Gold Hoard from Caesarea

One of Israel’s richest archaeological sites—abounding with sculpture, mosaics, pottery, glassware, coins and more—Caesarea Maritima still holds surprises after 21 years of excavation, as two discoveries last season show. In a curious reprise of the recent silver-cache finds at Tel Miqne-Ekron,a volunteers from Concordia College (Moorhead, Minnesota), working at Caesarea under Dr. Olin Storvick, uncovered a hoard of 99 solidi (above), gold coins of the later Roman empire. Found beneath a fragmented mosaic pavement in a room that was probably part of a private dwelling, the coins date to between 344 and 395 A.D. The coins’ owner had secreted them inside a makeshift “safe,” part of a basalt mill stone (shown in photo) that already lay beneath the floor level. A wooden beam by which a donkey turned the mill originally fit into the square opening in the mill stone. The owner had stacked the coins neatly inside this opening and had sealed the opening with white plaster, no doubt never imagining that the coins would remain safe for 1,600 years.

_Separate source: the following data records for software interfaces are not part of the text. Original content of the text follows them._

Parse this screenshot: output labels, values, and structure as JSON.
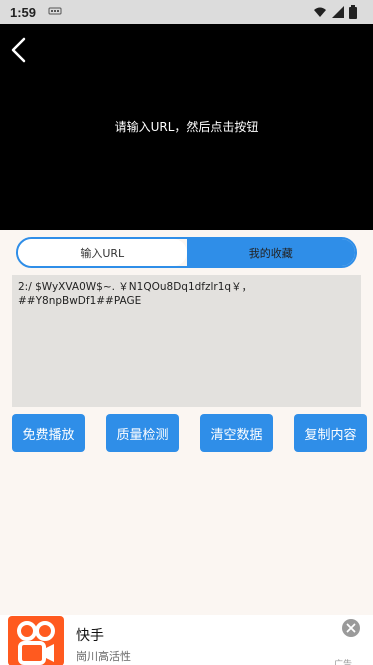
{
  "status_bar": {
    "time": "1:59",
    "notification_icon": "sim-icon"
  },
  "player": {
    "message": "请输入URL，然后点击按钮"
  },
  "tabs": [
    {
      "label": "输入URL"
    },
    {
      "label": "我的收藏"
    }
  ],
  "input": {
    "value": "2:/ $WyXVA0W$~. ￥N1QOu8Dq1dfzlr1q￥，\n##Y8npBwDf1##PAGE"
  },
  "buttons": {
    "play": "免费播放",
    "quality": "质量检测",
    "clear": "清空数据",
    "copy": "复制内容"
  },
  "ad": {
    "title": "快手",
    "subtitle": "崗川高活性",
    "tag": "广告"
  },
  "colors": {
    "accent": "#2f8ee8",
    "player_bg": "#000000",
    "content_bg": "#fbf6f2",
    "textarea_bg": "#e3e1de",
    "ad_logo": "#ff5a1f"
  }
}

“Caesarea Maritima Yields More Treasures,” BAR Jan-Feb 1994.